Estela, however, was not in love with Borges and left him for another man before the suggested remedy could be applied. Estela Canto (117) mischievously adds that it was the Peronists who aided the psychiatrist in curing Borges’s fear of public speaking when they sacked him from his post at the Miguel Cané library and he was forced to lecture to earn enough money to subsist. Estela launches a fierce attack on Borges’s mother Leonor, whom she accuses of ‘castrating’ her son with her tyrannical control (121).
The focus here is not only on the exoticism and horror of the stories, but on the self-conscious amalgam of the childhood readings with all the recent readings and intellectual apparatus, footnotes, bibliography, etc. of his maturity. Borges in 1954 describes the stories as baroque, and adds that this time he had opted not to change or suppress them: ‘quod scripsi, scripsi’. Lafon (98) comments that what distinguishes these works from the baroque works of the twenties which were suppressed is their parody: ‘baroque excess, which he later found difficult to recognize as his own in his direct writings (poems, essays), is, however, inseparable from the parody which forms the very basis of A Universal History of Iniquity’.

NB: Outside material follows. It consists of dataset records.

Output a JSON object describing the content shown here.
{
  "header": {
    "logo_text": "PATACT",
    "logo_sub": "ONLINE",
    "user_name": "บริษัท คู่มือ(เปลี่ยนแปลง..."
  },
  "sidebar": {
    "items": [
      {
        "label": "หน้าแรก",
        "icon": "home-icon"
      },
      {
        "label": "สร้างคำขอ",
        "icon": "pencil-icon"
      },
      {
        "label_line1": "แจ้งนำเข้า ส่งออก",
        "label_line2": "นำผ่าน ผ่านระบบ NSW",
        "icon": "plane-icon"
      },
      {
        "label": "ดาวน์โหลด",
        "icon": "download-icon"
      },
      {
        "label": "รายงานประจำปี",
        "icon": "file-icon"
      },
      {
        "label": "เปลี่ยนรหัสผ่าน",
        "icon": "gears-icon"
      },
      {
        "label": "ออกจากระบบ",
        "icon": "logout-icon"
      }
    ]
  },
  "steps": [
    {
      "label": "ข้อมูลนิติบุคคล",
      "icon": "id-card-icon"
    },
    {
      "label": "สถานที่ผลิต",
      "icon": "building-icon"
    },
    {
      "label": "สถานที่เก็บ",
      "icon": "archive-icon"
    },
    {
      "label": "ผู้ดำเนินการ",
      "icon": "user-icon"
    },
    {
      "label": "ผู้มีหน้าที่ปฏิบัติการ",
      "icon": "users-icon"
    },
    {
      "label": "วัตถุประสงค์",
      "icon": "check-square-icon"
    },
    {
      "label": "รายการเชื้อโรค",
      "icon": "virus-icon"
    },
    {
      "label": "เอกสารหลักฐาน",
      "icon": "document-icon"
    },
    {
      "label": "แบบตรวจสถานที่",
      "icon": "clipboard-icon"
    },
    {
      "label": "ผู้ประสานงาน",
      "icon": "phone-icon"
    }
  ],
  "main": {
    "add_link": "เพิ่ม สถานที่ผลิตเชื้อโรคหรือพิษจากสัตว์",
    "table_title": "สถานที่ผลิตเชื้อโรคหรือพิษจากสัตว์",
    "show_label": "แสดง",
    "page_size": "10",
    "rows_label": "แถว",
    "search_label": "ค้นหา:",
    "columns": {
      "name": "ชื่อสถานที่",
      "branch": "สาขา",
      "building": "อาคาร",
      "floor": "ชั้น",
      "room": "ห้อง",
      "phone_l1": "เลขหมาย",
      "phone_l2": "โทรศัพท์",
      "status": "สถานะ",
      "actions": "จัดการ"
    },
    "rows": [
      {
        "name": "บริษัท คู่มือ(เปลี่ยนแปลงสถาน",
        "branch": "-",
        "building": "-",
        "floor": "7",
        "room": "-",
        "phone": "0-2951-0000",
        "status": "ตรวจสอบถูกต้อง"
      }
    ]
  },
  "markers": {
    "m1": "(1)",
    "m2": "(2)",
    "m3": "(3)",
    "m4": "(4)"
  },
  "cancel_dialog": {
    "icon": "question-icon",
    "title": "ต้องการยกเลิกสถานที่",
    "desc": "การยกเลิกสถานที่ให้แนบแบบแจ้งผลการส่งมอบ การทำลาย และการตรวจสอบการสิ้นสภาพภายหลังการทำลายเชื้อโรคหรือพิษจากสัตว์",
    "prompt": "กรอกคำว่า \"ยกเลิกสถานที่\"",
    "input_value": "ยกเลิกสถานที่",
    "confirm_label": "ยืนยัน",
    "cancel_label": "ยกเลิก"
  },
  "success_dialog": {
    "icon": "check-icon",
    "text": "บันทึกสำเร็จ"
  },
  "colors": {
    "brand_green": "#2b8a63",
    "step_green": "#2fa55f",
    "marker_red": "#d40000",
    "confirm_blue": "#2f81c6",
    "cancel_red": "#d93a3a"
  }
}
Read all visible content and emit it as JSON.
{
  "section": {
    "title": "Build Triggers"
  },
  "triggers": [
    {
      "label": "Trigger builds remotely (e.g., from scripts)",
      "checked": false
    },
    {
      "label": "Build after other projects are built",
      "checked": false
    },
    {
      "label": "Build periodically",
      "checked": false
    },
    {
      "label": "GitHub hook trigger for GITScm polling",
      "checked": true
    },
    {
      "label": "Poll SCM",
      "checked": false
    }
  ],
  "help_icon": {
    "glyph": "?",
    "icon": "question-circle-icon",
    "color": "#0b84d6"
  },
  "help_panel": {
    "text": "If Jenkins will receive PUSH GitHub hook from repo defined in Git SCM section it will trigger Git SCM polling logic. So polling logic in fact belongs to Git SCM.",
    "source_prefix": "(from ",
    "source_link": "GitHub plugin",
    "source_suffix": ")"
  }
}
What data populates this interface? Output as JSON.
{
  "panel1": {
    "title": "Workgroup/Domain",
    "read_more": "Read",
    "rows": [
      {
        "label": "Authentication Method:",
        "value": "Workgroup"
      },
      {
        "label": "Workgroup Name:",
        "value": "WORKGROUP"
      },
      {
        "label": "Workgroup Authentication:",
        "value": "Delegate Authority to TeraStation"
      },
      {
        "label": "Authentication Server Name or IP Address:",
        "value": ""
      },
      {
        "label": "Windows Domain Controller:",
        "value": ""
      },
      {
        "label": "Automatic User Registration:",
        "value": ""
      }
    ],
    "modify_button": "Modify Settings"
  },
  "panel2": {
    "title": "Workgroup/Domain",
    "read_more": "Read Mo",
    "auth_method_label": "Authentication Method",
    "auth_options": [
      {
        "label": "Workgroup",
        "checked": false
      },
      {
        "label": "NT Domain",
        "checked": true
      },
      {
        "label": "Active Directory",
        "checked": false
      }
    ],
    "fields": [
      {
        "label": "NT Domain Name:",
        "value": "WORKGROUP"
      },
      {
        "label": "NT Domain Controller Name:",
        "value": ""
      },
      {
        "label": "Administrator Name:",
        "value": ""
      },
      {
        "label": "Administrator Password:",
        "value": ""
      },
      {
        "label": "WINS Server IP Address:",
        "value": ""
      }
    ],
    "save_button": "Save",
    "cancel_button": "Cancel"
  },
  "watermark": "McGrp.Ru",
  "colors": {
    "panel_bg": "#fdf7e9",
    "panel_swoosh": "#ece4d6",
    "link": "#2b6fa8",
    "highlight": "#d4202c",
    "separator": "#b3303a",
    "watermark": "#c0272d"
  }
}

For example, after reading Herbert Asbury’s The Gangs of New York, I set down my free version of Monk Eastman, the Jewish gunman, in flagrant contradiction of my chosen authority. (Aut 238–9) Ronald Christ points out the importance of Borges’s here opening out to universal themes through English sources. Not only are the direct listed sources of his stories written in English or translated into it, but the literary filters through which he transforms his sources refer back to the favourite adventure stories of his childhood: his re-reading of Stevenson and Chesterton.
A Companion to Jorge Luis Borges by Steven Boldy